Consus is a geo-replicated transactional key-value store that upholds strong consistency and fault tolerance guarantees across multiple data centers. By geo-replicating data, Consus can can withstand correlated failures up to and including entire data centers, and reduce latency for clients by directing them to nearby replicas.
The latency between geographically distinct locations forces storage systems to navigate the inherent tradeoff between latency and fault tolerance. Systems may make an operation withstand a complete data center failure by incurring the latency cost to propagate it to other data centers before reporting that the operation has finished. On the other side of the tradeoff systems, may avoid the latency cost by reporting that an operation is complete before it propagates to other data centers---at the risk that the operation is lost in a failure and never takes effect in other data centers. In essence, the tradeoff is entirely a matter of minimizing latency while upholding desirable degree of fault tolerance. Consus chooses to maintain fault tolerance at all times.

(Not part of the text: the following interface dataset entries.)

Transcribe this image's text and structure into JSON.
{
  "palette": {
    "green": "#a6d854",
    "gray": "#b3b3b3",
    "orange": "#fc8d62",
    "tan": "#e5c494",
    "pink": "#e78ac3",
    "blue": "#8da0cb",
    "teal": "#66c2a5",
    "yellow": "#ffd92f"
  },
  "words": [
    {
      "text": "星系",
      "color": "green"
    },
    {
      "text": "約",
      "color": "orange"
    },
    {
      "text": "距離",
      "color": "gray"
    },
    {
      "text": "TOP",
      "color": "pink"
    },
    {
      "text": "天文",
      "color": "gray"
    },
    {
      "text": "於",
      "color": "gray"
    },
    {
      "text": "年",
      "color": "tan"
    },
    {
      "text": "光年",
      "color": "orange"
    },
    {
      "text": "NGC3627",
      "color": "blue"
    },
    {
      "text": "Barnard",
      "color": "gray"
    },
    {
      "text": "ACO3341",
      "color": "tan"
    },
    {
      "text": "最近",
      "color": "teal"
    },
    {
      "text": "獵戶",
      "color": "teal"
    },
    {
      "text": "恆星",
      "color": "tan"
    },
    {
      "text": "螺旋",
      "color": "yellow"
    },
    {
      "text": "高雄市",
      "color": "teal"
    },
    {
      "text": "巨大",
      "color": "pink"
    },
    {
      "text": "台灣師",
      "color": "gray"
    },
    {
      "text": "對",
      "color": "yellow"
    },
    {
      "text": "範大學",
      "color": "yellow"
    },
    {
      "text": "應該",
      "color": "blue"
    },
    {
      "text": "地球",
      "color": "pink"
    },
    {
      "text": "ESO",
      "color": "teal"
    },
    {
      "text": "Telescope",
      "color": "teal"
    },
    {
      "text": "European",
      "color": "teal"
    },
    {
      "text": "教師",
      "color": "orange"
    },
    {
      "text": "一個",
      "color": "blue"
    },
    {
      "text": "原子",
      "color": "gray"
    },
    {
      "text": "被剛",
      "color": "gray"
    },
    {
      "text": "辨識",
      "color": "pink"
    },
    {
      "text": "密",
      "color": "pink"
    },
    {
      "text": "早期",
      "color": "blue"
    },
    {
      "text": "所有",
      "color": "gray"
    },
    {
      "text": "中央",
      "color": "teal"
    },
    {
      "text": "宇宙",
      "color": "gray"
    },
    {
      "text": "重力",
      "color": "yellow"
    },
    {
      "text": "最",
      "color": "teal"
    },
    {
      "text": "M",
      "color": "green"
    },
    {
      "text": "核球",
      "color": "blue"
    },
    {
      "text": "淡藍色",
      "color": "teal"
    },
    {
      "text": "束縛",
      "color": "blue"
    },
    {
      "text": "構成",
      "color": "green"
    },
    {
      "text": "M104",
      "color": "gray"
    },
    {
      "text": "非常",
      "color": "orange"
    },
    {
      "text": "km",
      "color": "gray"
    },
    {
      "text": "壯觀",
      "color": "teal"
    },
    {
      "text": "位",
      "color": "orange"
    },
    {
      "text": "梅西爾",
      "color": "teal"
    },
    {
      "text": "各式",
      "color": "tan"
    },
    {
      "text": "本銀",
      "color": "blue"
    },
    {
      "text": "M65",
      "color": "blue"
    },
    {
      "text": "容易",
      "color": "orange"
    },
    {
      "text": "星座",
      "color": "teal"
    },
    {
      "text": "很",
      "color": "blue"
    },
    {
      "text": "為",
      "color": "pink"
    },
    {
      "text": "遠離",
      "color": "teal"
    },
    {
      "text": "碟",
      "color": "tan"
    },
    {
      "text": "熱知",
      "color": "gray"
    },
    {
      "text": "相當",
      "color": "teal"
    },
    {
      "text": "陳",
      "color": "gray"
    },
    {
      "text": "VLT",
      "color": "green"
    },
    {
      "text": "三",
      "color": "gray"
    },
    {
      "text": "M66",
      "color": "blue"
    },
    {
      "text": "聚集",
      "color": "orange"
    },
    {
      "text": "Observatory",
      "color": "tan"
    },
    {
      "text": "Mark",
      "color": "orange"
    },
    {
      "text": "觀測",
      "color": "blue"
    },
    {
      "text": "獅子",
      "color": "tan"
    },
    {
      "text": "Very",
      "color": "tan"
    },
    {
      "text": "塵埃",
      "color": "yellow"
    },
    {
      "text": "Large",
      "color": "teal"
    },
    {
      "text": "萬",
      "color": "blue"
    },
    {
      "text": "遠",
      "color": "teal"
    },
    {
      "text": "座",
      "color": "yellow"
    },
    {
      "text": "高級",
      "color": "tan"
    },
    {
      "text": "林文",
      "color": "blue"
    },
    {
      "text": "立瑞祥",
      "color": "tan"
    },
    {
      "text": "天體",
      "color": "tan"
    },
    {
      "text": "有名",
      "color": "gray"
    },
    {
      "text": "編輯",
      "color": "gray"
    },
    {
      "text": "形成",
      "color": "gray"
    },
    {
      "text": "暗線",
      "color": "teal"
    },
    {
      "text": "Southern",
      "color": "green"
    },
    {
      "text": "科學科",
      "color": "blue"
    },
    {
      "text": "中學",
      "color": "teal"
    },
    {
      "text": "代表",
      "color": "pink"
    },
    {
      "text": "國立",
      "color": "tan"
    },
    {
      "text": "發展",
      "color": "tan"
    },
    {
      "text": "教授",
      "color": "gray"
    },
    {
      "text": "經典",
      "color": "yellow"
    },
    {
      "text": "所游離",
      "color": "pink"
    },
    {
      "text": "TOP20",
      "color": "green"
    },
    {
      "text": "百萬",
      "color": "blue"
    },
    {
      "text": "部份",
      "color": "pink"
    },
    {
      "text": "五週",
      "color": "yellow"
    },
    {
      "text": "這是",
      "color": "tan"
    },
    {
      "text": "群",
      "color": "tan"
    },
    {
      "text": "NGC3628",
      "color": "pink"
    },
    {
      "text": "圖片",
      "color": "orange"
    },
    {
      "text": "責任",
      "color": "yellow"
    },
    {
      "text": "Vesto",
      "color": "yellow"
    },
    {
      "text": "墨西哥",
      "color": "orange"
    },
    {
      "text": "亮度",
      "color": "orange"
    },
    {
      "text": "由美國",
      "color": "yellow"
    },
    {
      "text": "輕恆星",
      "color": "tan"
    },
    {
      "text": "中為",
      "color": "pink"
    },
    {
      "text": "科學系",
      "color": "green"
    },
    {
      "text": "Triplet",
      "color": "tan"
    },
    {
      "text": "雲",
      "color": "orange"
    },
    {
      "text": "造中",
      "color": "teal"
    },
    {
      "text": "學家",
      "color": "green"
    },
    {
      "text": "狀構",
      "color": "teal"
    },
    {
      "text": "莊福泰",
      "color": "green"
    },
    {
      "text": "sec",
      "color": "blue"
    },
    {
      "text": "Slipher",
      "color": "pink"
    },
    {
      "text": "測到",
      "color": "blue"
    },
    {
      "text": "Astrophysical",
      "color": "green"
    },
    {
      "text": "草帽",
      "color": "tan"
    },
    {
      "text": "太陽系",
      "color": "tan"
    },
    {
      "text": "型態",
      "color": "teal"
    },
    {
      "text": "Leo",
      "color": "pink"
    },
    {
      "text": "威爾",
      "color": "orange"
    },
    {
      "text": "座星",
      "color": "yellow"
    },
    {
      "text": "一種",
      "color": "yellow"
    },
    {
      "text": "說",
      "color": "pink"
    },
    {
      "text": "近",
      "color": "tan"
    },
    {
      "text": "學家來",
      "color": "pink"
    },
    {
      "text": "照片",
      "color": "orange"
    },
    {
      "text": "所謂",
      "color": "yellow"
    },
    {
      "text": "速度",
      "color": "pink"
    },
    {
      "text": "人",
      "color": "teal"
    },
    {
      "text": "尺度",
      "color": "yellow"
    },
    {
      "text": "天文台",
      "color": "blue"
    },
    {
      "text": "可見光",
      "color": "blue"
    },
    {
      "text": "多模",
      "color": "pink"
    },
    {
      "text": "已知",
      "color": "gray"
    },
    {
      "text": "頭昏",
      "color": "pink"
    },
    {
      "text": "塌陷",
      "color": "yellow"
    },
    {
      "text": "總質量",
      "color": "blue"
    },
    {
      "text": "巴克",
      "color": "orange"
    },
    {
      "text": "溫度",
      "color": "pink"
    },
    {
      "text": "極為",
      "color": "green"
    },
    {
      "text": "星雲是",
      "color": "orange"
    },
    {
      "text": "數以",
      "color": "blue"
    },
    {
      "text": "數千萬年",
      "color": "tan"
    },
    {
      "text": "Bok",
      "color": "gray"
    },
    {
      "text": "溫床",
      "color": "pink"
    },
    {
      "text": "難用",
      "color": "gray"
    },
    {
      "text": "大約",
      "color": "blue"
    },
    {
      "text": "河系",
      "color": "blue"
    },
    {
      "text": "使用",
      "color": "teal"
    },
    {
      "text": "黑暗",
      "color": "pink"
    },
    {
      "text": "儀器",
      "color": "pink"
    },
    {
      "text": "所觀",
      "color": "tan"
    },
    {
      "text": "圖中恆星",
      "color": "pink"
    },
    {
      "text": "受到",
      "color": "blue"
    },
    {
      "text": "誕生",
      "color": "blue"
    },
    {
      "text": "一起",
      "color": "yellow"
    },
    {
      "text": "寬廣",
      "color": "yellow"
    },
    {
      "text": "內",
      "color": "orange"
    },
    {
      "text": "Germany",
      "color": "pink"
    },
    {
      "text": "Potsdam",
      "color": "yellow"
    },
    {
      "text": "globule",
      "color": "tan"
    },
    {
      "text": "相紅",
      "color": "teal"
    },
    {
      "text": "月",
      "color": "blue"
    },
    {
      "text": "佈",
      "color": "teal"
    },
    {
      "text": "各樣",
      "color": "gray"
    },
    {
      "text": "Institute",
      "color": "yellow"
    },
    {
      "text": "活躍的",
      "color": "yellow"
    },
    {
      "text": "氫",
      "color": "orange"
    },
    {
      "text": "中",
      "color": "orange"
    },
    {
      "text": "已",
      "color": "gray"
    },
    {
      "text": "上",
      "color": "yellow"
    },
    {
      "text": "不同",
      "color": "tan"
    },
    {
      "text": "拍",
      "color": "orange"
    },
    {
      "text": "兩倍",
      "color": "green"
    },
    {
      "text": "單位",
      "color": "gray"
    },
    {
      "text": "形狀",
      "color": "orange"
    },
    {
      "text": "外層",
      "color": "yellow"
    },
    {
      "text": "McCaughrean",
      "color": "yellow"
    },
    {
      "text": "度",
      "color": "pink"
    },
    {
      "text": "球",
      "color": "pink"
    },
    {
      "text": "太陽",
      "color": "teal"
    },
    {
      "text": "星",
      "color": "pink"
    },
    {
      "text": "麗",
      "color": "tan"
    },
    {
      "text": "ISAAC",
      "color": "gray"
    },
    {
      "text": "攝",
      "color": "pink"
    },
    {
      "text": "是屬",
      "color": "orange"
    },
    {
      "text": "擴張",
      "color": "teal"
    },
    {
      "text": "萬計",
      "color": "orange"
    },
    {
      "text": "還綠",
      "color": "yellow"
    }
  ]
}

For systems that make cross-data center fault tolerance guarantees, wide-area latency is often the dominating cost. An operation's overall execution time is heavily dependent upon the number of messages sent via the wide area and the latency of each message; consequently, reducing the number of messages on the critical path is an important aspect of optimizing the overall performance of geo-replicated systems.
Consus can commit a transaction across multiple data centers in three wide-area message delays during regular execution. Simply sending a message to a remote data center and receiving acknowledgement of its receipt---the bare minimum necessary to tolerate a data center failure---requires two message delays. Protocols such as 2-phase commit or Paxos require two round trips, or four message delays.